March 8, 2003

Saturday was very warm, the warmest weekend of the year so far.  At 11:00 a.m., I left home and traveled to the north end of Cedar Valley, trying to find a route up to look over the copper mines.  I found the road to west canyon, but was disappointed to see signs warning of private property.  I parked the car and decided to head up the public road at least until reaching the gate.  It was a pretty valley, very peaceful without ATVer and shooters.  When I reached the gate, I decided to continue up West Canyon.  After awhile the melting snow on the road was deeper and the mud became a definite problem as I was reaching 6,000 feet elevation, forcing me to head back.  The run back to the car was nice, about a total run of six miles.  I didn’t feel very tired at all and wanted to find something else.   I drove further north, but it was evident that I would hit Camp Williams property and I had no desire to run up against Army guys.

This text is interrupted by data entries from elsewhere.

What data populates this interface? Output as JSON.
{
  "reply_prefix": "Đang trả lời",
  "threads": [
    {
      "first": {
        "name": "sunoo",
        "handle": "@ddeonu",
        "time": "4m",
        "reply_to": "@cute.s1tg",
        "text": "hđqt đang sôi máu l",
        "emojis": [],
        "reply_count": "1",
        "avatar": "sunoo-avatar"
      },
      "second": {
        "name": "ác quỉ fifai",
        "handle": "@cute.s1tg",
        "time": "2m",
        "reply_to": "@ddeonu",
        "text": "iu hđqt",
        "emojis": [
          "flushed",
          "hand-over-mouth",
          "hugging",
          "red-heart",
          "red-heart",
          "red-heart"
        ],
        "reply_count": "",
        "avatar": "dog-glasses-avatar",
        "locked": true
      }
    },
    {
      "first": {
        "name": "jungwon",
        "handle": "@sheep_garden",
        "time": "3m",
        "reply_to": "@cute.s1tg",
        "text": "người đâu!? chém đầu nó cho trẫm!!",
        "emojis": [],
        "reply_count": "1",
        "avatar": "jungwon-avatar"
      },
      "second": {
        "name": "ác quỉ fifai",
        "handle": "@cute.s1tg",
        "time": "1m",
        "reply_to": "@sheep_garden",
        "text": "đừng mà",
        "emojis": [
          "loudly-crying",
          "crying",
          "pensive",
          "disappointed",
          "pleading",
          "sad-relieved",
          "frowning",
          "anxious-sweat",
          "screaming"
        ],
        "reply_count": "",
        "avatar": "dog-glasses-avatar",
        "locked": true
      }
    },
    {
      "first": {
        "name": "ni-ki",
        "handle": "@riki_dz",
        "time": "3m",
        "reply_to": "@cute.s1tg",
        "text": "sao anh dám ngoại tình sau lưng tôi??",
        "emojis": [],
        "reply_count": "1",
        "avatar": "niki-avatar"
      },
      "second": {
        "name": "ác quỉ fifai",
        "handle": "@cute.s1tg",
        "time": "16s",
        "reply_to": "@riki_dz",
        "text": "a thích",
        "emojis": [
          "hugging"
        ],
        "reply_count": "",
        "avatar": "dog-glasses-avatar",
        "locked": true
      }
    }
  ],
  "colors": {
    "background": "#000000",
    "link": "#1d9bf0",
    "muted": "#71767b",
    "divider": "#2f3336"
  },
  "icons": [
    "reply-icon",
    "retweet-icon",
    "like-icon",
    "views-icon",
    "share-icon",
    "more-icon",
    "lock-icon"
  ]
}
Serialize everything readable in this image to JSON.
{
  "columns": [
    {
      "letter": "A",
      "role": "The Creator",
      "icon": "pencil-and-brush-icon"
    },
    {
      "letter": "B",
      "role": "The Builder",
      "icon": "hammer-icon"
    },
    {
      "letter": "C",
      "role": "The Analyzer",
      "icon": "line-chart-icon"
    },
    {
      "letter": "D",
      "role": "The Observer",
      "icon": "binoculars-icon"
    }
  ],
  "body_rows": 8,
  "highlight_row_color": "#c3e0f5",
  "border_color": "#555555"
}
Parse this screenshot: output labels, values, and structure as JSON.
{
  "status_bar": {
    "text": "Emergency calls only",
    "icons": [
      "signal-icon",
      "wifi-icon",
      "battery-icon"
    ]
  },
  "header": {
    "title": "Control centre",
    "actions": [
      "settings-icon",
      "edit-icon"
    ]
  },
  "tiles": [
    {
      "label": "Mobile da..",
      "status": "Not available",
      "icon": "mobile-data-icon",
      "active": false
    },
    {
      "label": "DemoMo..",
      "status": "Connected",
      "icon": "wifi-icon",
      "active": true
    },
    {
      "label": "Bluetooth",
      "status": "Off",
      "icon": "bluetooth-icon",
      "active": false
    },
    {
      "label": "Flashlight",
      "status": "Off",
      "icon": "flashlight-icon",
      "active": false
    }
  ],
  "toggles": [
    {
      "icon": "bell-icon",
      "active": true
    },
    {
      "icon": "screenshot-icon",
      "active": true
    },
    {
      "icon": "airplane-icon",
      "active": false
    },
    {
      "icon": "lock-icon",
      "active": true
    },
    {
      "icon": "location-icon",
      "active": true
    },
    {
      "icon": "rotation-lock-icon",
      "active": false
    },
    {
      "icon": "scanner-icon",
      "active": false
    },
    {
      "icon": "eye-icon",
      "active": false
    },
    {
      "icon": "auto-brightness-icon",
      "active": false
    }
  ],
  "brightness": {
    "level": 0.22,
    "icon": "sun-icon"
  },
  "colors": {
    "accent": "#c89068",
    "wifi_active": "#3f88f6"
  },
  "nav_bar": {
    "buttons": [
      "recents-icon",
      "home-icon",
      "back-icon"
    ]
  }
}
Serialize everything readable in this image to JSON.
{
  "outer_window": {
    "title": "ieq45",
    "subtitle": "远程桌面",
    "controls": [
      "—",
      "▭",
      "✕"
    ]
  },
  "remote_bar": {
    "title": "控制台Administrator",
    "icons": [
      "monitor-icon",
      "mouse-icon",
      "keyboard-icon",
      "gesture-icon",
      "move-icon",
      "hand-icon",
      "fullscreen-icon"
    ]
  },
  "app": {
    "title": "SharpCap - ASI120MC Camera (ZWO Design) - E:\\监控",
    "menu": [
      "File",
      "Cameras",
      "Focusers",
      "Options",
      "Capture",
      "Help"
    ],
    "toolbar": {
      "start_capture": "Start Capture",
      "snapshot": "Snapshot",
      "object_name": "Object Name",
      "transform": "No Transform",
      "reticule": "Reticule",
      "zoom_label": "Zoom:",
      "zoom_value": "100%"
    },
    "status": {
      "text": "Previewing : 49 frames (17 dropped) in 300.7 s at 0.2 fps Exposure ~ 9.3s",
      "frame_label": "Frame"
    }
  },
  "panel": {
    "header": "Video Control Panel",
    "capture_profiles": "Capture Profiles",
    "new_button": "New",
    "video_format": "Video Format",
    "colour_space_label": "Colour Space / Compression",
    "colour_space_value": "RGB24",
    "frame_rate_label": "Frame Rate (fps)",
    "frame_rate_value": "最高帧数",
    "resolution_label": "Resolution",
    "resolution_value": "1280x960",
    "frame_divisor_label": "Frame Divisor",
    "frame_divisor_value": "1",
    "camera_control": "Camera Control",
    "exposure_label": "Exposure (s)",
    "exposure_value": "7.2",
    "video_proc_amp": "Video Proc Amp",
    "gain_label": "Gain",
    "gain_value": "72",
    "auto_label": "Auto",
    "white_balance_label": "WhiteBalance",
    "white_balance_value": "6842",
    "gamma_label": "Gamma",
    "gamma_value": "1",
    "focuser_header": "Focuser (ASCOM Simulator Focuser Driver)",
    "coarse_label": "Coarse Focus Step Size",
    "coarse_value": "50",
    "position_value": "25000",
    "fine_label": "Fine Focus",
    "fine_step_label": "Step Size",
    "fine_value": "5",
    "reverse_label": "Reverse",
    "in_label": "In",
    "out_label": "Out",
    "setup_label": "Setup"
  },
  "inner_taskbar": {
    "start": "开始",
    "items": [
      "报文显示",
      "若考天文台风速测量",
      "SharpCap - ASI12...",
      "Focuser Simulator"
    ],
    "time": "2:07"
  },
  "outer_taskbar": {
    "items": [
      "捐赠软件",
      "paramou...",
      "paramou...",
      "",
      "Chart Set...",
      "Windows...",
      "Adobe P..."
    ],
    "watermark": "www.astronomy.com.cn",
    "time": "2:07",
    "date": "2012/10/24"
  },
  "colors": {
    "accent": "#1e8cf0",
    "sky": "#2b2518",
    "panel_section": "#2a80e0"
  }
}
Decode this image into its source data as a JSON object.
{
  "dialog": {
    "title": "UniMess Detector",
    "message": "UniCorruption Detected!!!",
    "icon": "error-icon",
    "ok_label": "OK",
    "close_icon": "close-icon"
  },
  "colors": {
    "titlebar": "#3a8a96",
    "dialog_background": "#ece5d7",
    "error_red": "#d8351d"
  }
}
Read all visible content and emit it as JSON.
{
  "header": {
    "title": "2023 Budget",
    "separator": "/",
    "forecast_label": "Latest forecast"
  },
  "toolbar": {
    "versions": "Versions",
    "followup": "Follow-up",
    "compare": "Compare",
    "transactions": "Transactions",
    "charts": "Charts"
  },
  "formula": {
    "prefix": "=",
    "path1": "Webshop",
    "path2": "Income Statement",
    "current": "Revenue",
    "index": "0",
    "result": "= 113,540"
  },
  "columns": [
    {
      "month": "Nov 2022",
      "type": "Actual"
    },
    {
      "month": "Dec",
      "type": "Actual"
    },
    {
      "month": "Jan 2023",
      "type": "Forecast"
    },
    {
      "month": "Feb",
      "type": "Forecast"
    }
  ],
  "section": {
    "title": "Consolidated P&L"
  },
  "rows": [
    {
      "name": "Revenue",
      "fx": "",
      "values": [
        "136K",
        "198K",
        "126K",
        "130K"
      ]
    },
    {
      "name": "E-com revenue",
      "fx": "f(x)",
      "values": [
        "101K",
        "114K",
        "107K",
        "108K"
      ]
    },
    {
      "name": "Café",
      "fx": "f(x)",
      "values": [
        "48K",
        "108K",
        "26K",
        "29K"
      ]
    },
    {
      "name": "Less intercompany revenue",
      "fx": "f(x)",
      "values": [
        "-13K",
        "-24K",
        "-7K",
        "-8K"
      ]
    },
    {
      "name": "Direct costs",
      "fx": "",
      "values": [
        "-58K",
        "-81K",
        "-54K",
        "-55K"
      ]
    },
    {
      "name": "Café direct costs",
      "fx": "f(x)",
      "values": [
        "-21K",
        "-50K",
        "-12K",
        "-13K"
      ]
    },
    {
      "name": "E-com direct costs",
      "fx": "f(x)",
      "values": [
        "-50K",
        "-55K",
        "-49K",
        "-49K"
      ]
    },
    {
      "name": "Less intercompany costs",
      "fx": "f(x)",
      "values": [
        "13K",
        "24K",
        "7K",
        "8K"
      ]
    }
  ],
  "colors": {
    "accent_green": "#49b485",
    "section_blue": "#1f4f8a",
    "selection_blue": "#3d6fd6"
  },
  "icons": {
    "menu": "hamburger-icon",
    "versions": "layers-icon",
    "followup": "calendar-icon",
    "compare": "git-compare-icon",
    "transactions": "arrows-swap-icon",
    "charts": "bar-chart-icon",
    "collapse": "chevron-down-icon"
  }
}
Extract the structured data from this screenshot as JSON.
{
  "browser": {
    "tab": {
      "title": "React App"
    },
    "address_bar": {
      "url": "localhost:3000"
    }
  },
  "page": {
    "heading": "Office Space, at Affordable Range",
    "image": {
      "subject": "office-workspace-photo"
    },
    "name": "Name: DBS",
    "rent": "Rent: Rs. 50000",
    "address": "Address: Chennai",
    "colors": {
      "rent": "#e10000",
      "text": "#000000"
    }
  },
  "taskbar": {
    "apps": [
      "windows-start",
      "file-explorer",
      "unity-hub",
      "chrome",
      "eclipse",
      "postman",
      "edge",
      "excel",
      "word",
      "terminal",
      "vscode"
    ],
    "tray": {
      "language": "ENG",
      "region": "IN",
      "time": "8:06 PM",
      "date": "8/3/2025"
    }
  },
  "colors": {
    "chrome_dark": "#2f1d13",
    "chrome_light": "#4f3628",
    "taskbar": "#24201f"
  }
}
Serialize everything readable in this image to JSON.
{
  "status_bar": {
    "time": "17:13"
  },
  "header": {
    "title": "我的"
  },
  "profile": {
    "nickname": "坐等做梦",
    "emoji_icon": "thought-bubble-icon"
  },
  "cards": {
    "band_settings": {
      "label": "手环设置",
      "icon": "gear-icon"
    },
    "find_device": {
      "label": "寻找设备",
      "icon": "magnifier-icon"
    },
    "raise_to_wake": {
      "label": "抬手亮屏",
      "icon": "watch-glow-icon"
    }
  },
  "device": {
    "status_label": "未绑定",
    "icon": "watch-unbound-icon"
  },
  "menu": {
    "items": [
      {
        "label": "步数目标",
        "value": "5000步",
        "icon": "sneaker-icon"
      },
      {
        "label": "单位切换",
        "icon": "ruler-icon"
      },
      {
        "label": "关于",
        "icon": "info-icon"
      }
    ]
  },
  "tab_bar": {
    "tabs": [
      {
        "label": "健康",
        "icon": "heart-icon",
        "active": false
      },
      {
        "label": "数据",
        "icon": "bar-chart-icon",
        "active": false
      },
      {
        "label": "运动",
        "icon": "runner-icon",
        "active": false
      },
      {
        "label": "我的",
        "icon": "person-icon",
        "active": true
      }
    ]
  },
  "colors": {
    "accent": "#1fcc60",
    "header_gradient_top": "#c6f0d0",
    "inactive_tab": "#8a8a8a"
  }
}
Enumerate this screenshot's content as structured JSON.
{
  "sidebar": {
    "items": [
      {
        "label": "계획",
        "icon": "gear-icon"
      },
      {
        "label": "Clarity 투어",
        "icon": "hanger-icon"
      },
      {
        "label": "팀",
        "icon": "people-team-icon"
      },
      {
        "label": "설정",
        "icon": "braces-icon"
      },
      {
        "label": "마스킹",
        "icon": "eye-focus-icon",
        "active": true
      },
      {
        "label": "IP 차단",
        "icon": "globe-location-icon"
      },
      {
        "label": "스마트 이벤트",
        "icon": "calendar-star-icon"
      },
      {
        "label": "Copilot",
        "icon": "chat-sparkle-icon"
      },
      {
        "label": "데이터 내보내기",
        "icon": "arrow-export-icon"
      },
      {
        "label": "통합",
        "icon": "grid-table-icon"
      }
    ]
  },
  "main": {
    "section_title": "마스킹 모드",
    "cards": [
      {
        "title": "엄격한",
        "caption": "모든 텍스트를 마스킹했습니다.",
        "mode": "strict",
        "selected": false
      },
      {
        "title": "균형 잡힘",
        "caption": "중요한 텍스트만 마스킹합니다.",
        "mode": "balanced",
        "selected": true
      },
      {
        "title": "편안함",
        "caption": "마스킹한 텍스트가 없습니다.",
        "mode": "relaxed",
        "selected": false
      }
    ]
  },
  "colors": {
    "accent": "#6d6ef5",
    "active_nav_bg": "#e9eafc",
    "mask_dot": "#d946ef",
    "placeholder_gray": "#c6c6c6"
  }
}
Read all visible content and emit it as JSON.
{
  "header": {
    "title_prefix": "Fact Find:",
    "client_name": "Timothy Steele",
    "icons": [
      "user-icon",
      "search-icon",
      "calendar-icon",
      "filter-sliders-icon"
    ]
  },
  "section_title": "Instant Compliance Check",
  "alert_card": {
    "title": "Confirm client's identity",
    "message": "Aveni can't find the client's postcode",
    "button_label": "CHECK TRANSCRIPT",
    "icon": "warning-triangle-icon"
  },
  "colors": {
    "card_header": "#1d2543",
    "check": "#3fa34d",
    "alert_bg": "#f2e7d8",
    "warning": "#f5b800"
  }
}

I headed toward Cedar Fort and finally found a dirt road with no private signs that appeared to head up Four Mile Canyon.  Off I went.  The first mile or so was barren desert, but the road soon brought me up into the cedars.  The climb became steeper and I soon had a great view of the valley and could even see into Utah County.   But as I reached 6,000 feet elevation, again the mud became too annoying and I felt fatigued anyway, so back I went back with a nice run down, again a six-mile adventure.

February 8, 2003

The weather turned very cold during the week, so early morning runs just didn’t make sense.  Saturday turned out to be a beautiful, cold, sunny day.  In the afternoon, during the BYU-Wyoming basketball game, I decided to do a run through the foothills that separate Saratoga Springs and Eagle Mountain.  The temperature was great, upper 20’s near 30.  I was surprised how good the legs felt.  I was able to keep a run going almost the whole three hours I was out there.

My run started from home, and took me along the base of Lake Mountain, heading west.  I found a road that headed took me half-way up the western ridge, and then I bushwhacked to the top.  Much of the ridge scrub cedar had been thinned out and taken for firewood.  When I reached the top, I took in a nice view to the east of Utah County.  I next headed over the ridge and dipped down into a valley that I didn’t know existed.  It was a nice open valley with plowed farmland.  The road took me north for a mile or so and then headed me toward a canyon leading out toward Cedar Valley.  When I existed the canyon, I could see the Eagle Mountain city center off to the south-west.  I was amazed how much it has grown in the past couple years, even a chapel.  I headed north on the dirt road that connects Eagle Mountain to the Ranches, but I quickly found that to be dull as a car passed me by.  So I headed up a 4WD road taking up to the top a high knoll, giving me a nice view of Cedar Valley and the Ranches to the north.  

From there I headed north-east going up and down foot-hills, crossing a recently buried massive natural gas pipe line that extends clear into Salt Lake County.  It went up and down the foothills and required raping the ground for about 200 feet across.  They did attempt to help the environment by laying down straw and using burlap to help erosion areas.  Quite a project. 

Feeling great still, I decided to take a longer route and headed down a canyon, leading me to the edge of the Ranches…quite a community, with two chapels and a school.  With no desire to run roads, I ran a trail along the powerlines and then looped around heading southwest to spill out on a dirt road running south along the base of the ridge, giving me a view of Saratoga Springs, the huge Church farmland, and Utah Lake.  I completed the loop and then finished by running 2.5 east, back to home.  There were several groups along that road who were shooting guns which made me nervous going by.  One group was actually shooting toward the road, although a small hill was their backdrop.  I wish they would go further away from the communities.  It was a great run!